═════ Data supplied ═════

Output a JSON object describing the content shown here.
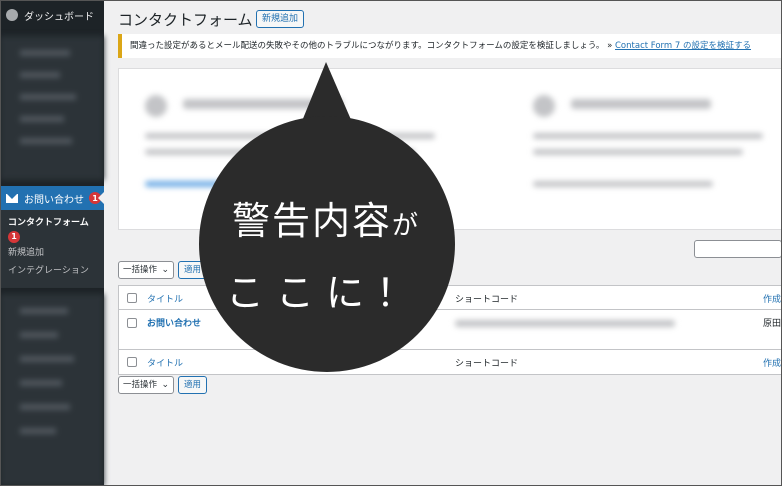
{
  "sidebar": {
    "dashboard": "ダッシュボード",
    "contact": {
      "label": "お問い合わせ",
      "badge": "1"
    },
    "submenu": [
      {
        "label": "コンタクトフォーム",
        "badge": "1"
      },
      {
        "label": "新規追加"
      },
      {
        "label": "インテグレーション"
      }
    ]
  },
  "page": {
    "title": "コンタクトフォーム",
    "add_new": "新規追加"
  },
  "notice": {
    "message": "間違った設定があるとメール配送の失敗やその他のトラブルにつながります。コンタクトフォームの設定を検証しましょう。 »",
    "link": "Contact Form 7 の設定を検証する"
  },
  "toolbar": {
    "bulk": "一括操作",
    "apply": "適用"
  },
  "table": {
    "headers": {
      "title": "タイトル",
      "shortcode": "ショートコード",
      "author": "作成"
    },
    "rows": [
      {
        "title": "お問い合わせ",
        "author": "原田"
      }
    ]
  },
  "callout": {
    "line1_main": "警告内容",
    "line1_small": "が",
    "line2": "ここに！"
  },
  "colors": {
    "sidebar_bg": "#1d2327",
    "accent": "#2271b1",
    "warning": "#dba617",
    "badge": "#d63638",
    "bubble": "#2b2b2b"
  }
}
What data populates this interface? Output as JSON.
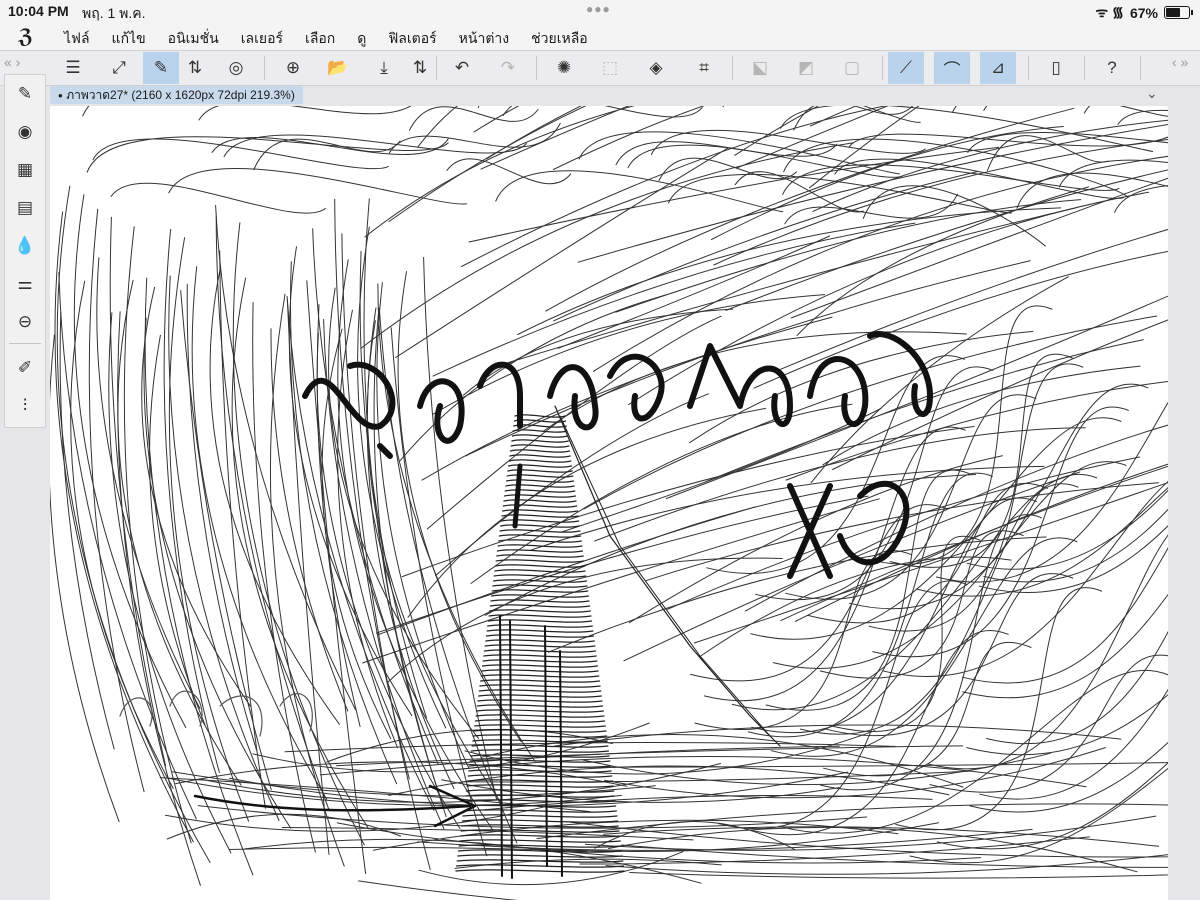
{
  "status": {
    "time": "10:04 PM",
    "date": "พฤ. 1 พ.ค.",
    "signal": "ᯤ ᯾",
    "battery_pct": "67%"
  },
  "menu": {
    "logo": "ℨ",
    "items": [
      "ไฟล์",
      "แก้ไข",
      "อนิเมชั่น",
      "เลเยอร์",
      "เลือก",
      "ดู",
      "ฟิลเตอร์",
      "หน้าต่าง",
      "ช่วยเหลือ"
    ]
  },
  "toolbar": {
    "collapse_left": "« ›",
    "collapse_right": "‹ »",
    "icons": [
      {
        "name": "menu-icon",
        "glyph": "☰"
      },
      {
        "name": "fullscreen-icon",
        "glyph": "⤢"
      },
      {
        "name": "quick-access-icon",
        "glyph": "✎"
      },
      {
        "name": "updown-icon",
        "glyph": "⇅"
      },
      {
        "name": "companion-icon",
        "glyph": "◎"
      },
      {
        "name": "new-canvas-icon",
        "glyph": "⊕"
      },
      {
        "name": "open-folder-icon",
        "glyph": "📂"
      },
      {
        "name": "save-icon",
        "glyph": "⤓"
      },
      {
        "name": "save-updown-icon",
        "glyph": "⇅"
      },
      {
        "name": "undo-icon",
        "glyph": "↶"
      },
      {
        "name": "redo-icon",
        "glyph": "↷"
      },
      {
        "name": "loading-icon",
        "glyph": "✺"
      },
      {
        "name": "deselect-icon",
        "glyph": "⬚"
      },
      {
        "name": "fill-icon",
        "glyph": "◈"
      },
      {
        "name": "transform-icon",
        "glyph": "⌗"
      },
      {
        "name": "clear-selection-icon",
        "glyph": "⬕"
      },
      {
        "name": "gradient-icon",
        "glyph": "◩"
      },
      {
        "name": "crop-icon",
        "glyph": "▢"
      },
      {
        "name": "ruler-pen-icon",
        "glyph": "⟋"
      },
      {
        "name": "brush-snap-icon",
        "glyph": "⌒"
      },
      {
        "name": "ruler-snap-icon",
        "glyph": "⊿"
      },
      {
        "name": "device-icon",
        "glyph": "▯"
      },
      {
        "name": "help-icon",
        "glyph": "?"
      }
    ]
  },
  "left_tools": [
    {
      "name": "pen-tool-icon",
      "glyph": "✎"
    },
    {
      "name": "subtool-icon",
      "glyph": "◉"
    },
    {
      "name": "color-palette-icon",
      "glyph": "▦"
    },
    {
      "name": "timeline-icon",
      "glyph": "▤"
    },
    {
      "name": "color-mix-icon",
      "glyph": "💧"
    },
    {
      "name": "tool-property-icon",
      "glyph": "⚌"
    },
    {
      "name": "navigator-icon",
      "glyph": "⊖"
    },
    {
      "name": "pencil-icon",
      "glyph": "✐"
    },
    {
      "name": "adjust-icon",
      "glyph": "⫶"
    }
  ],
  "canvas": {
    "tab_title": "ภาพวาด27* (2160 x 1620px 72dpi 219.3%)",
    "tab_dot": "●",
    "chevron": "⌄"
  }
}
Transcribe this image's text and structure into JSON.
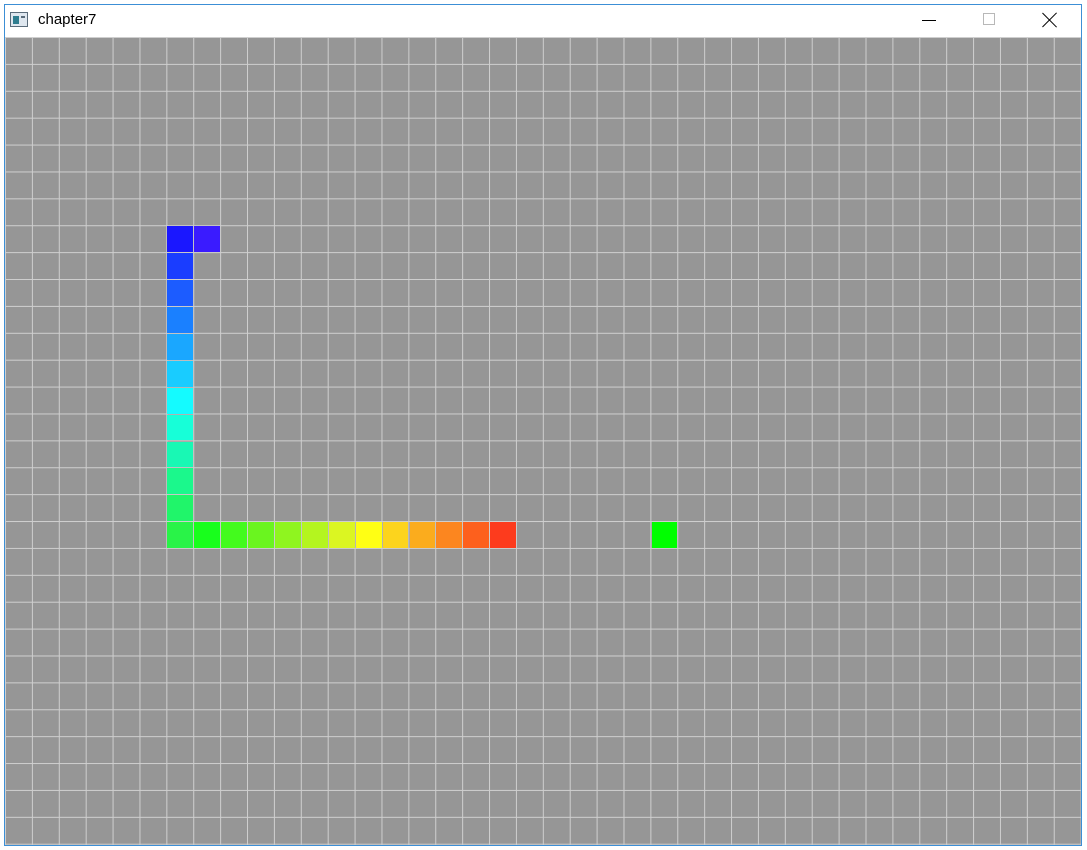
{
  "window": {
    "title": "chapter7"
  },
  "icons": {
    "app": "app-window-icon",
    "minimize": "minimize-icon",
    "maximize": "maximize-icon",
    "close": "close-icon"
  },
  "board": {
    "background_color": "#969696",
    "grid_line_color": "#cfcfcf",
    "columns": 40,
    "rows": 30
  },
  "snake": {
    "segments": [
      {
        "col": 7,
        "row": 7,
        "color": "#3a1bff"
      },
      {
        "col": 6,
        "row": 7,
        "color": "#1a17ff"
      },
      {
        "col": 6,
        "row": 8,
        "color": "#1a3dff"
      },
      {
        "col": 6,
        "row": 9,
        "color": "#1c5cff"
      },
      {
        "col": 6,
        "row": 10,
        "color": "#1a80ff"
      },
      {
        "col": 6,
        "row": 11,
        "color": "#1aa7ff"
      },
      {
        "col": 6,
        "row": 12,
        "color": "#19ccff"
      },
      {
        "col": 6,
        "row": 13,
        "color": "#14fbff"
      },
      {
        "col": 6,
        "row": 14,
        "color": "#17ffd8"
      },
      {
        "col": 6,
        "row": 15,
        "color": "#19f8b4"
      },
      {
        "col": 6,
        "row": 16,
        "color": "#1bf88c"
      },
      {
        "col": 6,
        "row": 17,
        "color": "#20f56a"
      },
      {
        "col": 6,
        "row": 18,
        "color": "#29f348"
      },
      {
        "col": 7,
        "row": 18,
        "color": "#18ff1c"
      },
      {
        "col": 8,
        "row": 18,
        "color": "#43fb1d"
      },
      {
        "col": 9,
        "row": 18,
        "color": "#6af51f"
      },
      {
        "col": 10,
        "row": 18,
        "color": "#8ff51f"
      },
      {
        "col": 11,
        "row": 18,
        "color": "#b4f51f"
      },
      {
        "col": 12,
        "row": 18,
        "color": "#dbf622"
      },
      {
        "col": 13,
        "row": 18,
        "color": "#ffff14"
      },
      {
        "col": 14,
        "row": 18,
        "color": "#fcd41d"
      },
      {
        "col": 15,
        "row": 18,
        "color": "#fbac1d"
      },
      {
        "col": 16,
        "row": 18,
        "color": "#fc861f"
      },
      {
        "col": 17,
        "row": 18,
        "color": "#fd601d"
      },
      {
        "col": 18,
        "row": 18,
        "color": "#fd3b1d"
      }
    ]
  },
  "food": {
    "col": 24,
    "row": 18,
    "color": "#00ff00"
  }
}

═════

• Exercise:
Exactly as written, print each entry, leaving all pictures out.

• Output for this exercise:
Output a JSON object describing the content shown here.
{
  "sidebar": {
    "dashboard": "ダッシュボード",
    "contact": {
      "label": "お問い合わせ",
      "badge": "1"
    },
    "submenu": [
      {
        "label": "コンタクトフォーム",
        "badge": "1"
      },
      {
        "label": "新規追加"
      },
      {
        "label": "インテグレーション"
      }
    ]
  },
  "page": {
    "title": "コンタクトフォーム",
    "add_new": "新規追加"
  },
  "notice": {
    "message": "間違った設定があるとメール配送の失敗やその他のトラブルにつながります。コンタクトフォームの設定を検証しましょう。 »",
    "link": "Contact Form 7 の設定を検証する"
  },
  "toolbar": {
    "bulk": "一括操作",
    "apply": "適用"
  },
  "table": {
    "headers": {
      "title": "タイトル",
      "shortcode": "ショートコード",
      "author": "作成"
    },
    "rows": [
      {
        "title": "お問い合わせ",
        "author": "原田"
      }
    ]
  },
  "callout": {
    "line1_main": "警告内容",
    "line1_small": "が",
    "line2": "ここに！"
  },
  "colors": {
    "sidebar_bg": "#1d2327",
    "accent": "#2271b1",
    "warning": "#dba617",
    "badge": "#d63638",
    "bubble": "#2b2b2b"
  }
}
What data populates this interface? Output as JSON.
{
  "status": {
    "time": "10:04 PM",
    "date": "พฤ. 1 พ.ค.",
    "signal": "ᯤ ᯾",
    "battery_pct": "67%"
  },
  "menu": {
    "logo": "ℨ",
    "items": [
      "ไฟล์",
      "แก้ไข",
      "อนิเมชั่น",
      "เลเยอร์",
      "เลือก",
      "ดู",
      "ฟิลเตอร์",
      "หน้าต่าง",
      "ช่วยเหลือ"
    ]
  },
  "toolbar": {
    "collapse_left": "« ›",
    "collapse_right": "‹ »",
    "icons": [
      {
        "name": "menu-icon",
        "glyph": "☰"
      },
      {
        "name": "fullscreen-icon",
        "glyph": "⤢"
      },
      {
        "name": "quick-access-icon",
        "glyph": "✎"
      },
      {
        "name": "updown-icon",
        "glyph": "⇅"
      },
      {
        "name": "companion-icon",
        "glyph": "◎"
      },
      {
        "name": "new-canvas-icon",
        "glyph": "⊕"
      },
      {
        "name": "open-folder-icon",
        "glyph": "📂"
      },
      {
        "name": "save-icon",
        "glyph": "⤓"
      },
      {
        "name": "save-updown-icon",
        "glyph": "⇅"
      },
      {
        "name": "undo-icon",
        "glyph": "↶"
      },
      {
        "name": "redo-icon",
        "glyph": "↷"
      },
      {
        "name": "loading-icon",
        "glyph": "✺"
      },
      {
        "name": "deselect-icon",
        "glyph": "⬚"
      },
      {
        "name": "fill-icon",
        "glyph": "◈"
      },
      {
        "name": "transform-icon",
        "glyph": "⌗"
      },
      {
        "name": "clear-selection-icon",
        "glyph": "⬕"
      },
      {
        "name": "gradient-icon",
        "glyph": "◩"
      },
      {
        "name": "crop-icon",
        "glyph": "▢"
      },
      {
        "name": "ruler-pen-icon",
        "glyph": "⟋"
      },
      {
        "name": "brush-snap-icon",
        "glyph": "⌒"
      },
      {
        "name": "ruler-snap-icon",
        "glyph": "⊿"
      },
      {
        "name": "device-icon",
        "glyph": "▯"
      },
      {
        "name": "help-icon",
        "glyph": "?"
      }
    ]
  },
  "left_tools": [
    {
      "name": "pen-tool-icon",
      "glyph": "✎"
    },
    {
      "name": "subtool-icon",
      "glyph": "◉"
    },
    {
      "name": "color-palette-icon",
      "glyph": "▦"
    },
    {
      "name": "timeline-icon",
      "glyph": "▤"
    },
    {
      "name": "color-mix-icon",
      "glyph": "💧"
    },
    {
      "name": "tool-property-icon",
      "glyph": "⚌"
    },
    {
      "name": "navigator-icon",
      "glyph": "⊖"
    },
    {
      "name": "pencil-icon",
      "glyph": "✐"
    },
    {
      "name": "adjust-icon",
      "glyph": "⫶"
    }
  ],
  "canvas": {
    "tab_title": "ภาพวาด27* (2160 x 1620px 72dpi 219.3%)",
    "tab_dot": "●",
    "chevron": "⌄"
  }
}
Transcribe this image's text and structure into JSON.
{
  "window": {
    "title": "chapter7"
  },
  "icons": {
    "app": "app-window-icon",
    "minimize": "minimize-icon",
    "maximize": "maximize-icon",
    "close": "close-icon"
  },
  "board": {
    "background_color": "#969696",
    "grid_line_color": "#cfcfcf",
    "columns": 40,
    "rows": 30
  },
  "snake": {
    "segments": [
      {
        "col": 7,
        "row": 7,
        "color": "#3a1bff"
      },
      {
        "col": 6,
        "row": 7,
        "color": "#1a17ff"
      },
      {
        "col": 6,
        "row": 8,
        "color": "#1a3dff"
      },
      {
        "col": 6,
        "row": 9,
        "color": "#1c5cff"
      },
      {
        "col": 6,
        "row": 10,
        "color": "#1a80ff"
      },
      {
        "col": 6,
        "row": 11,
        "color": "#1aa7ff"
      },
      {
        "col": 6,
        "row": 12,
        "color": "#19ccff"
      },
      {
        "col": 6,
        "row": 13,
        "color": "#14fbff"
      },
      {
        "col": 6,
        "row": 14,
        "color": "#17ffd8"
      },
      {
        "col": 6,
        "row": 15,
        "color": "#19f8b4"
      },
      {
        "col": 6,
        "row": 16,
        "color": "#1bf88c"
      },
      {
        "col": 6,
        "row": 17,
        "color": "#20f56a"
      },
      {
        "col": 6,
        "row": 18,
        "color": "#29f348"
      },
      {
        "col": 7,
        "row": 18,
        "color": "#18ff1c"
      },
      {
        "col": 8,
        "row": 18,
        "color": "#43fb1d"
      },
      {
        "col": 9,
        "row": 18,
        "color": "#6af51f"
      },
      {
        "col": 10,
        "row": 18,
        "color": "#8ff51f"
      },
      {
        "col": 11,
        "row": 18,
        "color": "#b4f51f"
      },
      {
        "col": 12,
        "row": 18,
        "color": "#dbf622"
      },
      {
        "col": 13,
        "row": 18,
        "color": "#ffff14"
      },
      {
        "col": 14,
        "row": 18,
        "color": "#fcd41d"
      },
      {
        "col": 15,
        "row": 18,
        "color": "#fbac1d"
      },
      {
        "col": 16,
        "row": 18,
        "color": "#fc861f"
      },
      {
        "col": 17,
        "row": 18,
        "color": "#fd601d"
      },
      {
        "col": 18,
        "row": 18,
        "color": "#fd3b1d"
      }
    ]
  },
  "food": {
    "col": 24,
    "row": 18,
    "color": "#00ff00"
  }
}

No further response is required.